10 months ago | SoTA Magazine
This is how the 42-year-old Venezuelan artist, Susan Applewhite, has called the movement of emotions that through her work leads us to the streets of Caracas.
When we read this title we immediately give it a sexual connotation and yes, of course it has it, but if we look and see a bit further, we find that “making love” in its purest definition is “to surrender in body, soul and heart to another subject.” In this case that surrender is even more sublime, because it is to the citizen, to an unknown person, to the streets of our beloved and battered Caracas.
Although Applewhite is a conceptual artist, her execution is accurate and aesthetically pleasing, it does not require a keen eye in the arts to understand it and accept it.
Its content is universal, it explores places like love, protest, struggle, pain and hope.
We are in a moment where the history of art places us in modern art and in this particular case, in contemporary art. The latter has been harshly questioned and criticized not only by the critics, but by the spectators, as it leads to a personal and even selfish vision. It is only the artist who can understand its art and give it a meaning, leaving the masses out.
Applewhite, takes that incomprehensible art to the simplest states so that the ordinary citizen, can understand, identify and appreciate that in this rough city there is an equal. There is another human who cares about his well-being from anonymity, even if only for a moment.
Her workshop never stops, it works 24 hours, and for many years now, she has participated in some salons for young people and semi-hidden movements. But it is not until about five years ago, that she devoted herself to the streets with her work. She decided to give us “Street Art,” a project that becomes more latent with the accelerated political and social collapse of Venezuela in the last four years.
Applewhite begins an inexhaustible daily crusade of protest to denounce the different realms in which the life of Venezuelans is being affected: lack of food, health, housing and insecurity, among others.
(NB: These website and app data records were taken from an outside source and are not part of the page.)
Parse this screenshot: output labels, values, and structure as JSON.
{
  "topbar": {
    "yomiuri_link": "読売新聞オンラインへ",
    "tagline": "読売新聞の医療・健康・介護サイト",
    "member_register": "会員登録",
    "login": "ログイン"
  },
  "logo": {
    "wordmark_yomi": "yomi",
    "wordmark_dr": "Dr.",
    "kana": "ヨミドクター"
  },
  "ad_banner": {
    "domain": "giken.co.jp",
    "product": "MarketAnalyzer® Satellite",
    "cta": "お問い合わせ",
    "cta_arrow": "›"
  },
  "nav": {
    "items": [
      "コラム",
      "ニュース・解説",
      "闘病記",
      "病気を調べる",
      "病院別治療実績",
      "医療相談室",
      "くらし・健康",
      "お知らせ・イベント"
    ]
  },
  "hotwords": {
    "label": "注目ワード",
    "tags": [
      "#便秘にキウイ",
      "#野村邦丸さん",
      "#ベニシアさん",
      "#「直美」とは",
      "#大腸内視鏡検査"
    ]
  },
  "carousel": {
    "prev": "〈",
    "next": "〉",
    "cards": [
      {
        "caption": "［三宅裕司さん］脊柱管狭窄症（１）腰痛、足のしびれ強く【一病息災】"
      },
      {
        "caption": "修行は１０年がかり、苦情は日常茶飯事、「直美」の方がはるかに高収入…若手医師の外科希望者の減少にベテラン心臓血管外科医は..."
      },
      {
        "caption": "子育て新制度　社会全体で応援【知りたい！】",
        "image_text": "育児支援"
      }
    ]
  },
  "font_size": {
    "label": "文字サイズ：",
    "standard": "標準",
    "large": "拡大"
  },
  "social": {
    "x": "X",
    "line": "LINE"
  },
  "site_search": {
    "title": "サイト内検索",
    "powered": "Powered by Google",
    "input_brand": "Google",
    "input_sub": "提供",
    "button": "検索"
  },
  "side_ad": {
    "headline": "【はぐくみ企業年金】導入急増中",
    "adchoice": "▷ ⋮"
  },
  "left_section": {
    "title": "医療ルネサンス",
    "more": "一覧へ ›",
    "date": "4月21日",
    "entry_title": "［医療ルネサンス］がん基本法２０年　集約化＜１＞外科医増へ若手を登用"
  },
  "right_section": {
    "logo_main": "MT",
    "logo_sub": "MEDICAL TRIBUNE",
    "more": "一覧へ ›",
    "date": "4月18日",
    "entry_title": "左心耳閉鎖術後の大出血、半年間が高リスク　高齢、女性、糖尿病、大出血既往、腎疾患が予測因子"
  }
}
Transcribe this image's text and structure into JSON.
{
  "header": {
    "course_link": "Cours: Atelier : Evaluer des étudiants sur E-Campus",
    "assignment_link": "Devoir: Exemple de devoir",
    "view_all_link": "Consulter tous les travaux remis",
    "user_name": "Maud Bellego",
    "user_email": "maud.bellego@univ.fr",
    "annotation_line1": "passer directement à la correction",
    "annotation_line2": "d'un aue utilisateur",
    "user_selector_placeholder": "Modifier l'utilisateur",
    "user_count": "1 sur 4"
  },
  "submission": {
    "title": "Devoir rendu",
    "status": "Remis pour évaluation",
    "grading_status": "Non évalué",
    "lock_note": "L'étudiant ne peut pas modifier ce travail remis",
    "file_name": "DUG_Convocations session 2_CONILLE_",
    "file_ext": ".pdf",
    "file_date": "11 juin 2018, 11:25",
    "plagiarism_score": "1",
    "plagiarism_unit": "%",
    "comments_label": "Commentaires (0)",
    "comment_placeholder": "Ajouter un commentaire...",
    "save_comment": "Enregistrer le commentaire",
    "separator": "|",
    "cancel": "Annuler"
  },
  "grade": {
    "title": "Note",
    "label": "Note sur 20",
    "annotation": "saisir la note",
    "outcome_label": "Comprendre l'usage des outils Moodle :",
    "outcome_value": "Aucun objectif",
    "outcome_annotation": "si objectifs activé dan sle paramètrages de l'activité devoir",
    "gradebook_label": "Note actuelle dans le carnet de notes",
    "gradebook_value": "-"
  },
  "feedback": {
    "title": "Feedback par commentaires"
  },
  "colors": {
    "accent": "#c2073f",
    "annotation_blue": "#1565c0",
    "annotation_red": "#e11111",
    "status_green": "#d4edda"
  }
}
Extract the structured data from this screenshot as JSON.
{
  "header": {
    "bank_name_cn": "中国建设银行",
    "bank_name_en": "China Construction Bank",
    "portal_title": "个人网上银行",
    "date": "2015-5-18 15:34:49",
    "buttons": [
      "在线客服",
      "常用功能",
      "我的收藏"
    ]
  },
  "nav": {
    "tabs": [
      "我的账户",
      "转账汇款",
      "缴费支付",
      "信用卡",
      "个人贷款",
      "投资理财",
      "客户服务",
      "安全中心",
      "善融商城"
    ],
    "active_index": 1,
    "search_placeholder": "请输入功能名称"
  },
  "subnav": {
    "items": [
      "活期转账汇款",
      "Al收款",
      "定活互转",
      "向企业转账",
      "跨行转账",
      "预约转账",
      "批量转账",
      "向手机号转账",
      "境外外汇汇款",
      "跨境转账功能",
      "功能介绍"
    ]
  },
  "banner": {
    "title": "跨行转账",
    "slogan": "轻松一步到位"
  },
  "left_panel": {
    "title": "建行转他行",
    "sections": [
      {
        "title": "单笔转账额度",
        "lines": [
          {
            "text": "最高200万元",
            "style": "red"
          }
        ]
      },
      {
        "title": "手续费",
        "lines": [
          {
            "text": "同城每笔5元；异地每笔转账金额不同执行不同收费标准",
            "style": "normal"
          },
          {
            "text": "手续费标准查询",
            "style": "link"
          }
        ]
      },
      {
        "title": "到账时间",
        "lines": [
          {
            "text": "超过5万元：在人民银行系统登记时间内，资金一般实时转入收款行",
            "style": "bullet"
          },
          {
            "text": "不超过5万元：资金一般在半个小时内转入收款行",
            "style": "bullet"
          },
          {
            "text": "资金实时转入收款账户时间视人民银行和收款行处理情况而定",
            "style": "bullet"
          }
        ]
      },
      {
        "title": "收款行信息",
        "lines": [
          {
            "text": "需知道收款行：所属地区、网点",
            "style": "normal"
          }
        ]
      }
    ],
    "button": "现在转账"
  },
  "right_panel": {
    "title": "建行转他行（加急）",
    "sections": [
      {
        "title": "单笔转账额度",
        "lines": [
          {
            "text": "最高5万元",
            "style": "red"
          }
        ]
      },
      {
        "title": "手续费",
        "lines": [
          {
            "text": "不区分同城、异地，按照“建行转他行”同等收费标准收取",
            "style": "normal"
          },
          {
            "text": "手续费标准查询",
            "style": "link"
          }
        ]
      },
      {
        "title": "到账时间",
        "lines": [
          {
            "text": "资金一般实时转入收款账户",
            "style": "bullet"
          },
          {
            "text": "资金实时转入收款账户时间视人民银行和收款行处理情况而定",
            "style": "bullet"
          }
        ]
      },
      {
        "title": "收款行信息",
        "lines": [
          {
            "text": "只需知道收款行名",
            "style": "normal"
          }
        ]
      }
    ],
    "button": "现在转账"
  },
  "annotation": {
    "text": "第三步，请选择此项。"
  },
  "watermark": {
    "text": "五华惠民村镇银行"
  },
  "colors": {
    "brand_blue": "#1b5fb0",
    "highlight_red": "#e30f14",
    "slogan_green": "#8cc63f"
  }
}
She exhibits her works to the public not in an art gallery but in the streets of Caracas.
The boiling point of her work occurred during the protests of 2017, when the people, eager for change, took the streets. The artist harshly criticized the government, the bodies of repression and anyone who ignored what was happening. This initiative represented, for some Venezuelans, a voice that spoke-out a collective feeling. Healing through the arts.
In response to this emotion, she decides to design a line of t-shirts called “Agapewear,” with the premise of wearable art. On the t-shirts she embodies her most emblematic work such as: “Emotional hemorrhage in honor of the fallen,” “Puputov,” “Venezuela in two blocks,” and “Neojinetera.”
She is a great artist and therapist for she denounces the sufferings and injustices.
In January 2019, she opted for placing anatomically correct heart shaped banners in all the streets. This particular heart shape responds to her belief that love must be “real,” not that commercial, false and worn-out morphology that we have been taught. Love from the gut that asks for nothing in return.
“Me reconforta como persona, como ciudadana y sobre todo como venezolana, que por allí anda un genio, un alma que me entiende aun sin conocerme y que entre calles de manera casi clandestina, me deja mensajes de amor y esperanza, como su última obra realizada el día 23 de enero, ubicada en el puente las mercedes, llamada libertad; son solo dos alas blancas dispuestas en una valla abandonada, que hacen que al pararme entre ellas, deje de ser Mariana y me convierta en un ser LIBRE, el anhelo de toda la humanidad”.
For the locals, it’s comforting to know there’s someone out there leaving messages of love and hope. Applewhite’s last work, “Freedom,” was made on January 23, and it’s located on a bridge in Las Mercedes. The artwork features two white wings arranged in an empty billboard. When people stand between those wings, all of a sudden become a free soul – the longing of all humanity.”
Without a doubt, Applewhite reminds us of the wise words Plato once uttered and that Nietzche repeated on his deathbed centuries later: “Art saves…”
Article written by Mariana Silva @mananasilva / Translation by SoTA.